“We see near term risks of a test of GBP/AUD 1.85/1.86 but our year-end baseline is 1.85, then below 1.8200 in Q1 2022,” Callow also said.
Pricing in the overnight-indexed-swap market indicated on Wednesday that investors see around a 50/50 chance of the BoE lifting Bank Rate from 0.10% to 0.25% on December 16, reflecting the close-run and finely balanced nature of the call.
Such a balance of expectations means that any decision to actually lift Bank Rate in December could have an uplifting influence on Sterling and vice versa, although the December 16 announcement is also set to come against a backdrop of renewed ‘lockdown’ and other restrictions in Europe.
This continental context is a headwind for the UK economy that the BoE would be cognisant of, although even in the absence of a December rate rise from the BoE it’s possible that any downside seen by the Pound-Australian Dollar rate would be limited due to the RBA’s monetary policy stance.
“The RBA delivered a sharp blow to the Aussie at its 2 Nov meeting.
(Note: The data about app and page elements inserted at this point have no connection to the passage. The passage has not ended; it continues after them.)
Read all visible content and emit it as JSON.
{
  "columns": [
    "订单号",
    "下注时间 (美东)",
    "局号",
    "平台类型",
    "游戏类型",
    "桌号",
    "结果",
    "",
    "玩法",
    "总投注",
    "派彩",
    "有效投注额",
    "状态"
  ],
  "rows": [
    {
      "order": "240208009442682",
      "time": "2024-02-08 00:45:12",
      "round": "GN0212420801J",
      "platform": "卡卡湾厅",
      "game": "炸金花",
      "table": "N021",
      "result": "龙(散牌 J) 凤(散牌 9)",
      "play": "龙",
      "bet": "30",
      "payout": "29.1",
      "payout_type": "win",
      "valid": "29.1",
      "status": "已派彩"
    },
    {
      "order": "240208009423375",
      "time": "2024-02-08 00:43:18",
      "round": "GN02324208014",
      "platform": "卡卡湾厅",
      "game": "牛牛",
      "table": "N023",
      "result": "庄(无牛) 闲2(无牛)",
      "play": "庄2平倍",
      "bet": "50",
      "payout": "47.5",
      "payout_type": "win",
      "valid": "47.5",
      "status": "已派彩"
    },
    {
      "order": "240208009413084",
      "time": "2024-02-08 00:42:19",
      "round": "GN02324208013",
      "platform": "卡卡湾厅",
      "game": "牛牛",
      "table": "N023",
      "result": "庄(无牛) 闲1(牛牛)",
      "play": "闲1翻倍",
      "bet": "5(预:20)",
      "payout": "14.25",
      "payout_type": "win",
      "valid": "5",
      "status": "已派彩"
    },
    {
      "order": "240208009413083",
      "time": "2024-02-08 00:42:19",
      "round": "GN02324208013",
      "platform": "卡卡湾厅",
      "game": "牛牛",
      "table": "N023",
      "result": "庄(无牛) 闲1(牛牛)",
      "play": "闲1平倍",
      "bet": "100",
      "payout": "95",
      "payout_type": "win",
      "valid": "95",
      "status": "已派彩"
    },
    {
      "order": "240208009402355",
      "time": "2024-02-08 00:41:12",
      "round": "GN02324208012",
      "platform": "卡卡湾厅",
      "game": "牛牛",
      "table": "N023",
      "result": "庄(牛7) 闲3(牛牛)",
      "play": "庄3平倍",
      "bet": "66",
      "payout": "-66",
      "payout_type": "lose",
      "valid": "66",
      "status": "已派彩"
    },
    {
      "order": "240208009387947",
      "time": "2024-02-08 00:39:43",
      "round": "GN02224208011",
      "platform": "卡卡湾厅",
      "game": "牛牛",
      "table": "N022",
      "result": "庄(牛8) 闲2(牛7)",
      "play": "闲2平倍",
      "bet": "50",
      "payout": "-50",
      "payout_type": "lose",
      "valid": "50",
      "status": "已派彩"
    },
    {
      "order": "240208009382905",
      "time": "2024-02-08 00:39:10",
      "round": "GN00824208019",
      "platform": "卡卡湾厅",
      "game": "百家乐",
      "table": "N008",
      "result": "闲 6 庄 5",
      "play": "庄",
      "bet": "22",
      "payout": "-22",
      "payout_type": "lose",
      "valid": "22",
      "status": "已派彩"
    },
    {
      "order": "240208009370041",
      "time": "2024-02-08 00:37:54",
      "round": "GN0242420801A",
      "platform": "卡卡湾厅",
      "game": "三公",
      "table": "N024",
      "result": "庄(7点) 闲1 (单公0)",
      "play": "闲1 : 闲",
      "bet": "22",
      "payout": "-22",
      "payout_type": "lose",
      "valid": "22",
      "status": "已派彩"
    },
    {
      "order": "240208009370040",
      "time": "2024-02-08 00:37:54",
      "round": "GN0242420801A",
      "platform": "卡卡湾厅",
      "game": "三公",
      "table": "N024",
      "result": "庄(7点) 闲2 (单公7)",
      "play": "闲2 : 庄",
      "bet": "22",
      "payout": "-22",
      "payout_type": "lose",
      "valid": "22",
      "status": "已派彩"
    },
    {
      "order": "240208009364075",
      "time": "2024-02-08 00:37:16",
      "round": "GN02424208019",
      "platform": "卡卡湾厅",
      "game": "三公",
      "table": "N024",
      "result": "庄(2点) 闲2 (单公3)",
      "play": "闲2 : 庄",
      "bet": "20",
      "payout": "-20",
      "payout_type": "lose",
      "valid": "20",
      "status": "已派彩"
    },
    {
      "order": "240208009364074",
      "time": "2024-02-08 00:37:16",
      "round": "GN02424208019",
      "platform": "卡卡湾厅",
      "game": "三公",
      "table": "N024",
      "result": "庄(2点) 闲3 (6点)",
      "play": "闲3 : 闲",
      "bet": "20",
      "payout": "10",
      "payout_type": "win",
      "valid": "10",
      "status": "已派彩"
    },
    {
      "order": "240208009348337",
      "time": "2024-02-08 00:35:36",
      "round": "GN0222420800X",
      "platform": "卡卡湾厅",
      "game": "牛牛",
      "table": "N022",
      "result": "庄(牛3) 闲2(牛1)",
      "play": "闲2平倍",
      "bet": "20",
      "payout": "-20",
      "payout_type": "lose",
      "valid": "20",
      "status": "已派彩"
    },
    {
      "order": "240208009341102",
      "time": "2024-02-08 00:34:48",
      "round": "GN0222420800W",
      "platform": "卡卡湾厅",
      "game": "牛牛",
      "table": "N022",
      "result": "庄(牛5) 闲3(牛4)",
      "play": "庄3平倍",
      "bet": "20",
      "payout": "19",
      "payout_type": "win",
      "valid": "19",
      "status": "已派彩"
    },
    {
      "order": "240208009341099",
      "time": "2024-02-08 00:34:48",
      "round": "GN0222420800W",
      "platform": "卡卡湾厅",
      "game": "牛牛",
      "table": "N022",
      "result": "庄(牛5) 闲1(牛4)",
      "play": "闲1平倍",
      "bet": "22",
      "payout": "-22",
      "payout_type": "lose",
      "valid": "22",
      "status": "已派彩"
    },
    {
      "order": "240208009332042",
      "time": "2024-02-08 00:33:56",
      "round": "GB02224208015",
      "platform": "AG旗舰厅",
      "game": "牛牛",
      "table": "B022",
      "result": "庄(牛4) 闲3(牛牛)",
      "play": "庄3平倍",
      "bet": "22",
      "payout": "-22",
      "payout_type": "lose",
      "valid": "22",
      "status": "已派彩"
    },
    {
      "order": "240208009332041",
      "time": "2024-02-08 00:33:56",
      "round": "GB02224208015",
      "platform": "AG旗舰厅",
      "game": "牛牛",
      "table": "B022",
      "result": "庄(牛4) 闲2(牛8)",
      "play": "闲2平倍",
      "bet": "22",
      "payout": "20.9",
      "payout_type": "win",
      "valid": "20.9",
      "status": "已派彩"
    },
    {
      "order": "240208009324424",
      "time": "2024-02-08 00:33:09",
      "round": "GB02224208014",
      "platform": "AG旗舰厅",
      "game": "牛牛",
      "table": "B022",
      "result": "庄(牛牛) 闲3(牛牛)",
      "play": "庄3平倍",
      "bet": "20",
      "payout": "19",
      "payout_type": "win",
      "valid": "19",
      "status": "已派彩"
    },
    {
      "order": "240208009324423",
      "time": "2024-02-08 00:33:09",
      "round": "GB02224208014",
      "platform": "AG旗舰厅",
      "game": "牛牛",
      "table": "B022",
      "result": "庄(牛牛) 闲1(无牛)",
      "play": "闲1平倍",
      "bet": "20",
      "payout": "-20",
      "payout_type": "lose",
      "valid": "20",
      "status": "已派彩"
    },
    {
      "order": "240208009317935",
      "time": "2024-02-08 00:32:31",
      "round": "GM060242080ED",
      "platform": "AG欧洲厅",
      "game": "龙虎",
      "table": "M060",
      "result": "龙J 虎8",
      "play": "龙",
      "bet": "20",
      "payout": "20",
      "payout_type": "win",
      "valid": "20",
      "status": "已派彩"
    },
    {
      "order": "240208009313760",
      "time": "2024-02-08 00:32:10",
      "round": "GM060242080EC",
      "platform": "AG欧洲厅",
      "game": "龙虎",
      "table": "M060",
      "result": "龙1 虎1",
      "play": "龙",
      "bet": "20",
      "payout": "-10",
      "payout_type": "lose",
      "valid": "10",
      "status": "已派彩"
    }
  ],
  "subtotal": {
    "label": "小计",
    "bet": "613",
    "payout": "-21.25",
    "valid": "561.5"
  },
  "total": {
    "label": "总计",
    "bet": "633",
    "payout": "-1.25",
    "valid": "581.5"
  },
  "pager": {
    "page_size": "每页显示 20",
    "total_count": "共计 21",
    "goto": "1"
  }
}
While dropping the 0.1% Apr 2024 bond target, Governor Lowe made clear that the RBA’s base case was no rate hike until 2024, with 2023 possible but 2022 very unlikely. Meanwhile QE will continue until at least Feb 2022,” Westpac’s Callow says.
Above: Market expectations for changes in selected central bank interest rates.